The data -
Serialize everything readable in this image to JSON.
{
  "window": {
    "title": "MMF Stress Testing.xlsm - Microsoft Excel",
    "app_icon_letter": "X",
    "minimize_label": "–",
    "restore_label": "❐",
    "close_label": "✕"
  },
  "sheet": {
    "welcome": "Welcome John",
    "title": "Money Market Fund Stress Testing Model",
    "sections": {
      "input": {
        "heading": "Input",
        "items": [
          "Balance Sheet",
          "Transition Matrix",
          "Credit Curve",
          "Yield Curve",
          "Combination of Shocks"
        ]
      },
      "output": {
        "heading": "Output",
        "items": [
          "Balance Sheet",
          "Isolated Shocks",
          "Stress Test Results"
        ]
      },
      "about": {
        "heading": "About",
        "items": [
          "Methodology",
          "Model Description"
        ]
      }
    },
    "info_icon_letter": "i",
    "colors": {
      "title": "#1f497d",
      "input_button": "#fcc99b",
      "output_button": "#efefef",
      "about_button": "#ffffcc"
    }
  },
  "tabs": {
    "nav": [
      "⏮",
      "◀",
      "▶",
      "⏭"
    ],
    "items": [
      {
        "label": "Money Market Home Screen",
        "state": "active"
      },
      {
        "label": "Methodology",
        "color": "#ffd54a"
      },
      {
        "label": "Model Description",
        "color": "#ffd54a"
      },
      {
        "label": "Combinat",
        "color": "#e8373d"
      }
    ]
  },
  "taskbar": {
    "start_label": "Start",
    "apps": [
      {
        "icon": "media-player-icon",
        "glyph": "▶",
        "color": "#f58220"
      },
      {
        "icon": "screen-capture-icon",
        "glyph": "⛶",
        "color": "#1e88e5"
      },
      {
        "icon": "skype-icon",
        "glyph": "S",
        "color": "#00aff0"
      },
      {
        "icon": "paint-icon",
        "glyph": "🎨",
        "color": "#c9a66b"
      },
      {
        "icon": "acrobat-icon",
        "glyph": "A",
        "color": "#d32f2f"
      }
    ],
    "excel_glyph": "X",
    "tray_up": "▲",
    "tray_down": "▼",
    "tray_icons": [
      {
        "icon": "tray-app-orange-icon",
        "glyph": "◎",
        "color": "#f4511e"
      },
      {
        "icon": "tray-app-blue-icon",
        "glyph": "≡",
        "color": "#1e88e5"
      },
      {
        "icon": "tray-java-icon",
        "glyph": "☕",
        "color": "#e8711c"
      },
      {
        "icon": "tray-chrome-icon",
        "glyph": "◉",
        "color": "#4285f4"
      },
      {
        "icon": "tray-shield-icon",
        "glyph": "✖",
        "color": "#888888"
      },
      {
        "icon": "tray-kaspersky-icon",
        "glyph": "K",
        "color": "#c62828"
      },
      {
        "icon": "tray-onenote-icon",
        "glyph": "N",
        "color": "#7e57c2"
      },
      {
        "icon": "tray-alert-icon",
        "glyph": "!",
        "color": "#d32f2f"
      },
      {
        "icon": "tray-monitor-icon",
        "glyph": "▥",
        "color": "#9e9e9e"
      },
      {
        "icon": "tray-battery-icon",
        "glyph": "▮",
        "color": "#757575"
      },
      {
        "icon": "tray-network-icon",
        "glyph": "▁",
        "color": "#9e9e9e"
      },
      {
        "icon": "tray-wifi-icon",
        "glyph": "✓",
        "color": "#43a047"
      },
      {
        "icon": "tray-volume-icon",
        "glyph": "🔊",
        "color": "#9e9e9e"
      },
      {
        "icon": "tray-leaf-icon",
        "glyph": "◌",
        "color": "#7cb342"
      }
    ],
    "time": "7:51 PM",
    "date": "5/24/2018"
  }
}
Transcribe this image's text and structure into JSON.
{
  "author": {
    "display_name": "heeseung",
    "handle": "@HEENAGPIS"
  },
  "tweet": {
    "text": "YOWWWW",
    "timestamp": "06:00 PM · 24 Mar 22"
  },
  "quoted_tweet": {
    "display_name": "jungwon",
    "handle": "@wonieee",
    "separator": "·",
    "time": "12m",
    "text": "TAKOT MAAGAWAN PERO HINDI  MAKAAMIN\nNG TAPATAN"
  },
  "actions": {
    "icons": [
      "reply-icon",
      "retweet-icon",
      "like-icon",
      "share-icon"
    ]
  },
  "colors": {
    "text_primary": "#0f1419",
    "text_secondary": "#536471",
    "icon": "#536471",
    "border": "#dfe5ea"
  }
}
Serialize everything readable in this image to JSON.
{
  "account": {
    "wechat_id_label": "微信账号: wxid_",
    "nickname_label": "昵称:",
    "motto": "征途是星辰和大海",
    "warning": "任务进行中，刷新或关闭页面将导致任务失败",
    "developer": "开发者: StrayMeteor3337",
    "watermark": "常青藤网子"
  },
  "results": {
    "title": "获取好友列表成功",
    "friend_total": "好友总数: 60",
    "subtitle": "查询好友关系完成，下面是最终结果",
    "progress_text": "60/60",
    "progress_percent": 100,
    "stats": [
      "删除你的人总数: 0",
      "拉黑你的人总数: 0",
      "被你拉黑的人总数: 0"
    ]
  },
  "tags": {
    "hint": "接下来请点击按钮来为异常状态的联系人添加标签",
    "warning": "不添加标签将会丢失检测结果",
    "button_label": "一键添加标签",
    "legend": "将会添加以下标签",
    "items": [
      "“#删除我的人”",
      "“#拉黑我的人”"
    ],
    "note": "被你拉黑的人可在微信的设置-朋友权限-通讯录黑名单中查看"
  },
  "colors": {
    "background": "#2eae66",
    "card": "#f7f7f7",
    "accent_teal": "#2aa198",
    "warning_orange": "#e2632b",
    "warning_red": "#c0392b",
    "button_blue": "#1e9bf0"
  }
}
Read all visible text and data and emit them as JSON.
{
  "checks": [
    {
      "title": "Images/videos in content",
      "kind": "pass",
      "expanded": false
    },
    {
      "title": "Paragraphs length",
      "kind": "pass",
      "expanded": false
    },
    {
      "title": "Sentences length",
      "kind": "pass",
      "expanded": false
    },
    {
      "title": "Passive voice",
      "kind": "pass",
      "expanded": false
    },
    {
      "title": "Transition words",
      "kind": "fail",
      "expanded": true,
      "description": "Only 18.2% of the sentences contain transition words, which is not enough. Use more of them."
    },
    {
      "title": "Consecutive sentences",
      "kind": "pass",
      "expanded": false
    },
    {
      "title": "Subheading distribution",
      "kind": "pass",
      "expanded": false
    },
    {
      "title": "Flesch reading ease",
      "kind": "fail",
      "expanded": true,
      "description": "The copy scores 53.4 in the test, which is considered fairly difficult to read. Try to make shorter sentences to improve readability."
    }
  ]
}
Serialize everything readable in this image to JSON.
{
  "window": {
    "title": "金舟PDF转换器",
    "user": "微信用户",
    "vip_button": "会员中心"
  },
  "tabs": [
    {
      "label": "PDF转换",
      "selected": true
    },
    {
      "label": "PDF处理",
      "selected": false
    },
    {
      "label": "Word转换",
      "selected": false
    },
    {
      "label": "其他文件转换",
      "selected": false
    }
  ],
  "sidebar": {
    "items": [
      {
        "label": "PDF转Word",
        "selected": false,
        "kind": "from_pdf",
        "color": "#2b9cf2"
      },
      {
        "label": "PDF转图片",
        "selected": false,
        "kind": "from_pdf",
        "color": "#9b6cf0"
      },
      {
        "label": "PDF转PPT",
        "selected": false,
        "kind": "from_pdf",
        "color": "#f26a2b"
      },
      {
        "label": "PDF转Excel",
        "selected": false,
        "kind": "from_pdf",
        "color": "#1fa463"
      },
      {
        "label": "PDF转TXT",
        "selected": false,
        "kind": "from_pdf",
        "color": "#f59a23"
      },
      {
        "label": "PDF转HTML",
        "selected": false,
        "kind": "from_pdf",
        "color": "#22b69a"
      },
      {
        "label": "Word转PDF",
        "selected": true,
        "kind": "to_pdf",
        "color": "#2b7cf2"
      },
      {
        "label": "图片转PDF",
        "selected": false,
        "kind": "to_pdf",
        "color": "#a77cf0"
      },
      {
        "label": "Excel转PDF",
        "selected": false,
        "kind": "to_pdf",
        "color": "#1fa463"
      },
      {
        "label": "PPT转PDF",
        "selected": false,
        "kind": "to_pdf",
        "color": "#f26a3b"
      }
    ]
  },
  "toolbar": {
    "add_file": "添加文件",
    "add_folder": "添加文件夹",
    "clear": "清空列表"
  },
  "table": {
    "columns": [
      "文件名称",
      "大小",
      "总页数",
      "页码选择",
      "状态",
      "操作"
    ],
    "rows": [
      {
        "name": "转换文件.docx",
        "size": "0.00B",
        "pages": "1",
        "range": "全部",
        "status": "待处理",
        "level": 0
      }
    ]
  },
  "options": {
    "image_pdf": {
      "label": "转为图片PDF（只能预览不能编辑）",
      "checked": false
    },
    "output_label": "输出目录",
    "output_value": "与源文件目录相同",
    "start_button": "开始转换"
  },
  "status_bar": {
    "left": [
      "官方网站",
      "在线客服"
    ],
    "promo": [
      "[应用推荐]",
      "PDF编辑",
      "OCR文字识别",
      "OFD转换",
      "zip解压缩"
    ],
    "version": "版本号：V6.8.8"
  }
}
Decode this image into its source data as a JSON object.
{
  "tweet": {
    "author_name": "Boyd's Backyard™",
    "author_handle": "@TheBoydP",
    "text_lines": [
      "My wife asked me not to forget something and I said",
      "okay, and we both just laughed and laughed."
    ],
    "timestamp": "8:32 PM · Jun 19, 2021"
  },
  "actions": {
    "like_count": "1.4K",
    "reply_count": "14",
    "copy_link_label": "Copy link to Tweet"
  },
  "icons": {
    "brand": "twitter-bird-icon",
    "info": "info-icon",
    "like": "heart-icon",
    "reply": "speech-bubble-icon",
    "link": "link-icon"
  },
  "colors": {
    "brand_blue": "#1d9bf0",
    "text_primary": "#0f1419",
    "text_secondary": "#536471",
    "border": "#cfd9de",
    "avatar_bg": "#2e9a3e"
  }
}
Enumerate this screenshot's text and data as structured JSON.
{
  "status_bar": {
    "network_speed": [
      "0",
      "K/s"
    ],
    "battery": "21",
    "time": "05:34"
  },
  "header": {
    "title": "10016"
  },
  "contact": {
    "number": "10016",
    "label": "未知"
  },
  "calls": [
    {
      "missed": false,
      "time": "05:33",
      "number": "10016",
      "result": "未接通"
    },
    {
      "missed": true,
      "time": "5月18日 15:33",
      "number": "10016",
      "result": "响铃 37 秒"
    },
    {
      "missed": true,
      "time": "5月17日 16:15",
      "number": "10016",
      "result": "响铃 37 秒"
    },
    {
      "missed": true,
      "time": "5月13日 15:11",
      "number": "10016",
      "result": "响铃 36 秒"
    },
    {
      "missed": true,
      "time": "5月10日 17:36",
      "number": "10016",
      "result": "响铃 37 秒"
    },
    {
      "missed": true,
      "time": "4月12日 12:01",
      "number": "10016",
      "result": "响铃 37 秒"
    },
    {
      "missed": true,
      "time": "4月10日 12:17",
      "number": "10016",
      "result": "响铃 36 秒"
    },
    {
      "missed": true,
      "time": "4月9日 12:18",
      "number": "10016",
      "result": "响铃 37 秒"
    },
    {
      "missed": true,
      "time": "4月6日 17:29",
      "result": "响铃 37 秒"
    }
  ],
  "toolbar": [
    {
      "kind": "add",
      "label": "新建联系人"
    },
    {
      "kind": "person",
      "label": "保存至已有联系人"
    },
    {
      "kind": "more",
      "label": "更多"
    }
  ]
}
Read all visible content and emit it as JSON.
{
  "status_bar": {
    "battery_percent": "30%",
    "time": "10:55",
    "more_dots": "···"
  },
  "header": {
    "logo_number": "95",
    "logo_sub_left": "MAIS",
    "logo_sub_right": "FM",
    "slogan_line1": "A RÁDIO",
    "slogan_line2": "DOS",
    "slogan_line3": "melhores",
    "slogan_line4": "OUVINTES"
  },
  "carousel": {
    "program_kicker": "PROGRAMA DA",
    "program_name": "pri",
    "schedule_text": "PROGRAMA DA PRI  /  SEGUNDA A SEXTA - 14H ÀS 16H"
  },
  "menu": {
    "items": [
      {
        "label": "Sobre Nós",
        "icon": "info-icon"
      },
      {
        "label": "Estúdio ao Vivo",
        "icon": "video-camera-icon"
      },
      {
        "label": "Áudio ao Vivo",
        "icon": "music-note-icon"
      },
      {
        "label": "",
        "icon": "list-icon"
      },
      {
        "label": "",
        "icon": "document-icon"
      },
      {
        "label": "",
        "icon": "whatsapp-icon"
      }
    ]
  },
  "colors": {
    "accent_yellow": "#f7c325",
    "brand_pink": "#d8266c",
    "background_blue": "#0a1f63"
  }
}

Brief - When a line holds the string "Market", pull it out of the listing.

Solution to this problem -
    "title": "Money Market Fund Stress Testing Model",
        "label": "Money Market Home Screen",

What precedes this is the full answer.